Return the data below unaltered, but strip out the pictures.

Data section.
○ ○ ○ ○

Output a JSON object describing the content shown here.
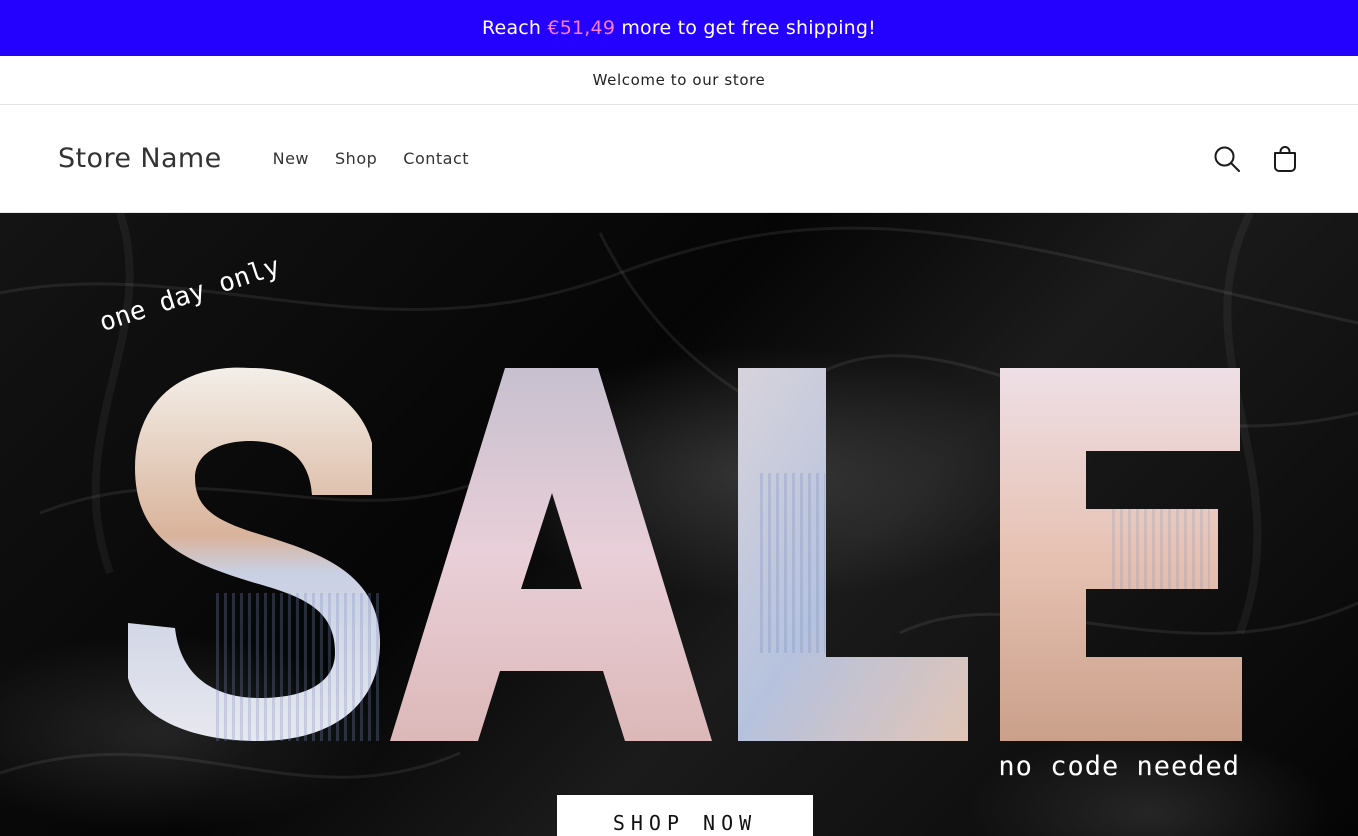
{
  "announcement": {
    "prefix": "Reach ",
    "amount": "€51,49",
    "suffix": " more to get free shipping!"
  },
  "welcome": "Welcome to our store",
  "header": {
    "store_name": "Store Name",
    "nav": [
      "New",
      "Shop",
      "Contact"
    ]
  },
  "hero": {
    "tagline_top": "one day only",
    "headline": "SALE",
    "tagline_bottom": "no code needed",
    "cta": "SHOP NOW"
  },
  "colors": {
    "announcement_bg": "#2400ff",
    "amount_accent": "#ff7ad9"
  }
}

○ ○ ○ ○

Answer below.
Output a JSON object describing the content shown here.
{
  "announcement": {
    "prefix": "Reach ",
    "amount": "€51,49",
    "suffix": " more to get free shipping!"
  },
  "welcome": "Welcome to our store",
  "header": {
    "store_name": "Store Name",
    "nav": [
      "New",
      "Shop",
      "Contact"
    ]
  },
  "hero": {
    "tagline_top": "one day only",
    "headline": "SALE",
    "tagline_bottom": "no code needed",
    "cta": "SHOP NOW"
  },
  "colors": {
    "announcement_bg": "#2400ff",
    "amount_accent": "#ff7ad9"
  }
}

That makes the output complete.